Jump to Main Content
Insect community composition and functional roles along a tropical agricultural production gradient
- Bellamy, AngelinaSanderson, Svensson, Ola, van den Brink, PaulJ., Gunnarsson, Jonas, Tedengren, Michael
- Environmental science and pollution research international 2018 v.25 no.14 pp. 13426-13438
- bananas, community structure, ecosystem services, environmental health, farm management, farms, forests, human health, insect communities, insects, management systems, moieties, morphospecies, multivariate analysis, ordination techniques, organic production, production technology, species diversity, traps, Costa Rica
- High intensity agricultural production systems are problematic not only for human health and the surrounding environment, but can threaten the provision of ecosystem services on which farm productivity depends. This research investigates the effects of management practices in Costa Rica on on-farm insect diversity, using three different types of banana farm management systems: high-input conventional system, low-input conventional system, and organic system. Insect sampling was done using pitfall and yellow bowl traps, left for a 24-h period at two locations inside the banana farm, at the edge of the farm, and in adjacent forest. All 39,091 individual insects were classified to family level and then morphospecies. Insect species community composition and diversity were compared using multivariate statistics with ordination analysis and Monte Carlo permutation testing, and revealed that each of the management systems were significantly different from each other for both trap types.
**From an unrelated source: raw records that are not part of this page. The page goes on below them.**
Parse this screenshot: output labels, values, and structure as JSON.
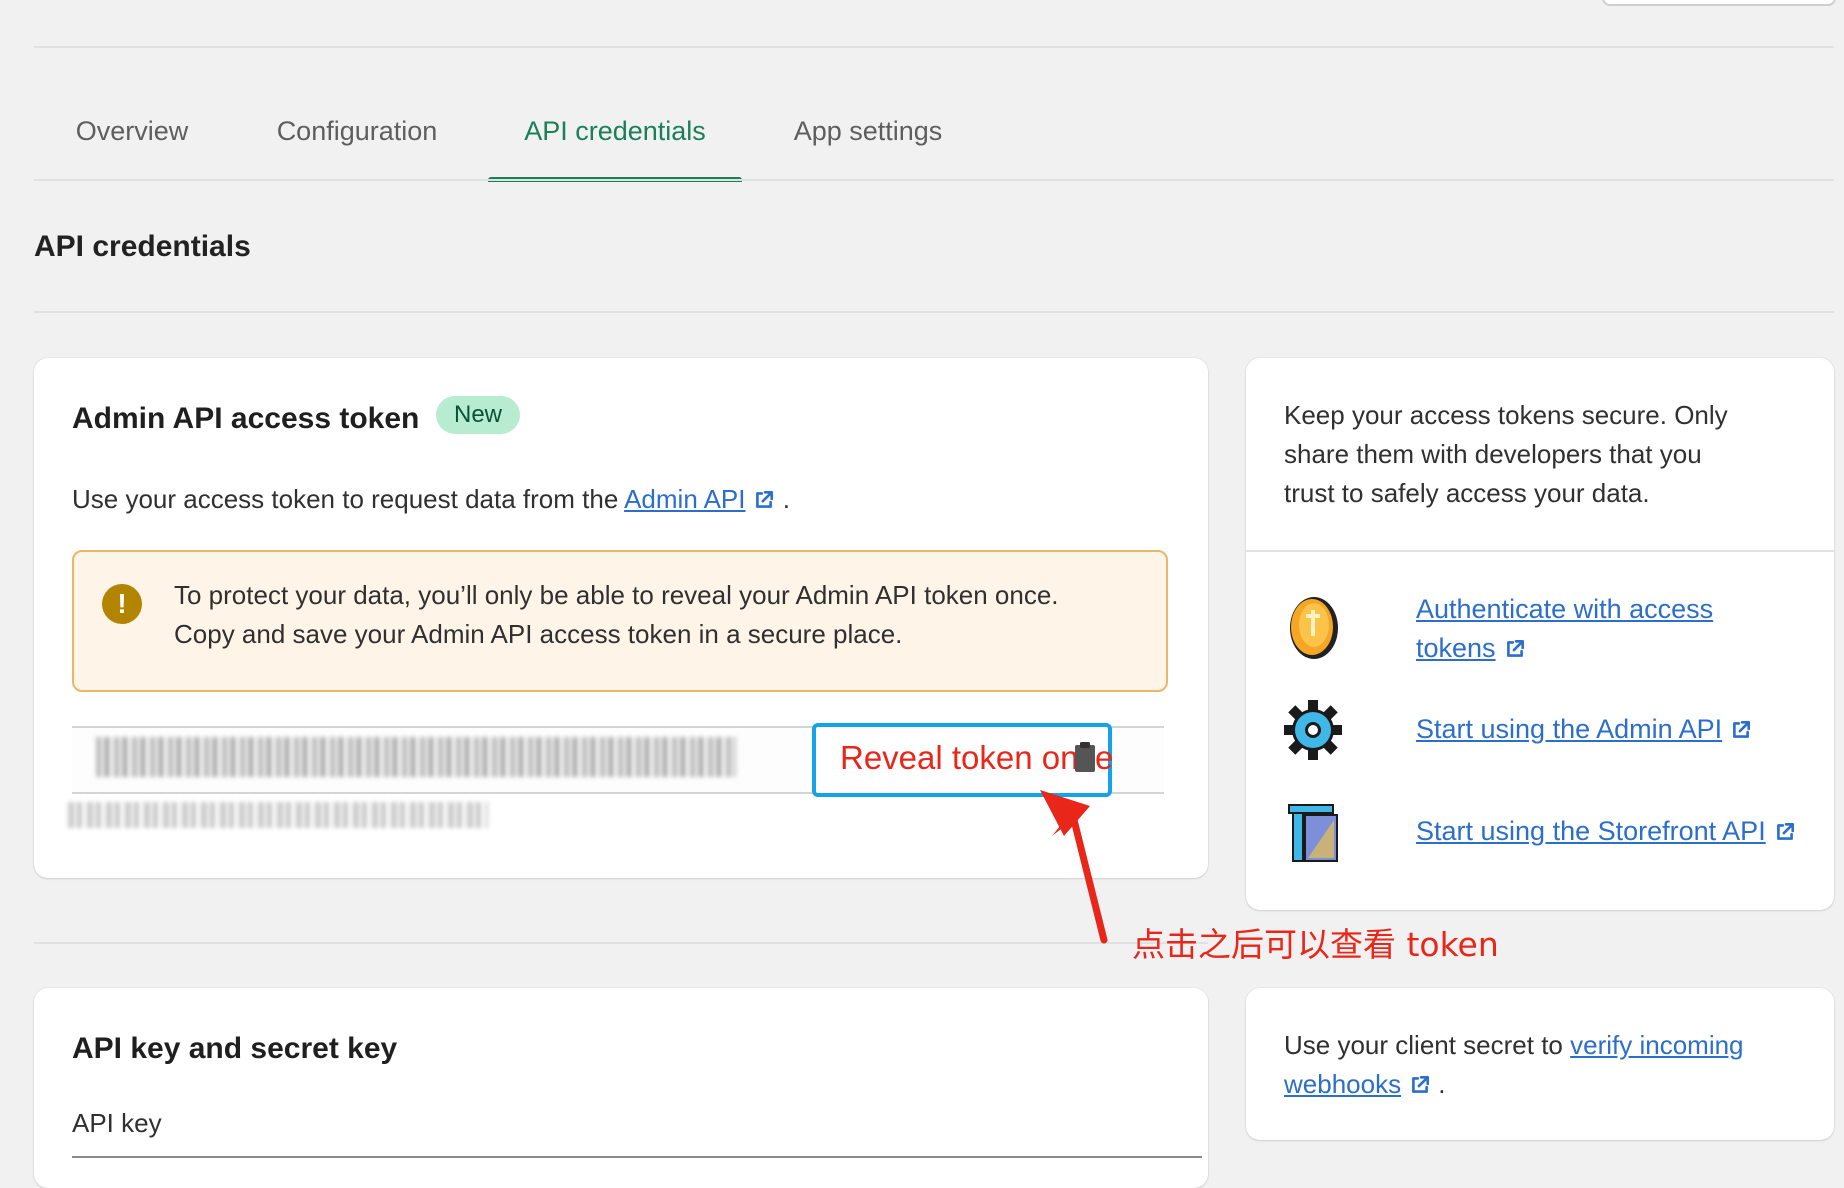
{
  "tabs": [
    {
      "label": "Overview",
      "active": false
    },
    {
      "label": "Configuration",
      "active": false
    },
    {
      "label": "API credentials",
      "active": true
    },
    {
      "label": "App settings",
      "active": false
    }
  ],
  "page": {
    "section_title": "API credentials"
  },
  "admin_token": {
    "title": "Admin API access token",
    "badge": "New",
    "desc_prefix": "Use your access token to request data from the ",
    "desc_link": "Admin API",
    "desc_suffix": " .",
    "banner_line1": "To protect your data, you’ll only be able to reveal your Admin API token once.",
    "banner_line2": "Copy and save your Admin API access token in a secure place.",
    "reveal_button": "Reveal token once"
  },
  "security_tip": {
    "line1": "Keep your access tokens secure. Only",
    "line2": "share them with developers that you",
    "line3": "trust to safely access your data."
  },
  "resources": [
    {
      "icon": "coin-icon",
      "line1": "Authenticate with access",
      "line2": "tokens"
    },
    {
      "icon": "gear-icon",
      "line1": "Start using the Admin API",
      "line2": ""
    },
    {
      "icon": "storefront-icon",
      "line1": "Start using the Storefront API",
      "line2": ""
    }
  ],
  "api_keys": {
    "title": "API key and secret key",
    "api_key_label": "API key"
  },
  "webhook_tip": {
    "prefix": "Use your client secret to ",
    "link1": "verify incoming",
    "link2": "webhooks",
    "suffix": " ."
  },
  "annotation": {
    "text": "点击之后可以查看 token"
  },
  "colors": {
    "accent": "#1a7f5a",
    "link": "#2c6ecb",
    "badge_bg": "#b7ecd0",
    "banner_bg": "#fff4e8",
    "banner_border": "#e9b66a",
    "annotation_red": "#e8261a",
    "highlight_blue": "#14a3e8"
  }
}
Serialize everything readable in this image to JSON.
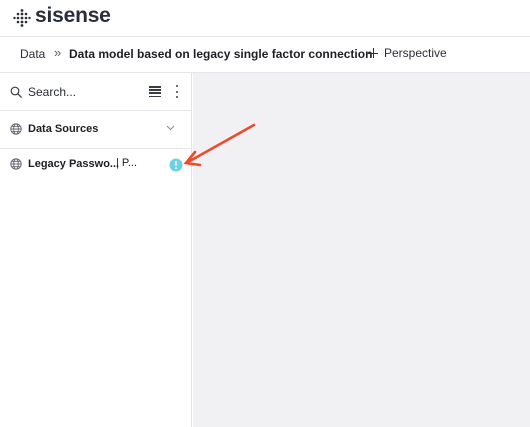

Insect diversity decreased as management intensity increased. Reduced insect diversity resulted in fewer functional groups and fewer insect families assuming different functions essential to ecosystem health. Organic farms had similar species composition on the farm compared to adjacent forest sites, whereas species composition increasingly differed between farm and forest sites as management intensity increased. We conclude that while organic production has minimal impact on insect biodiversity, even small reductions in management intensity can have a significantly positive impact on on-farm insect biodiversity and functional roles supported.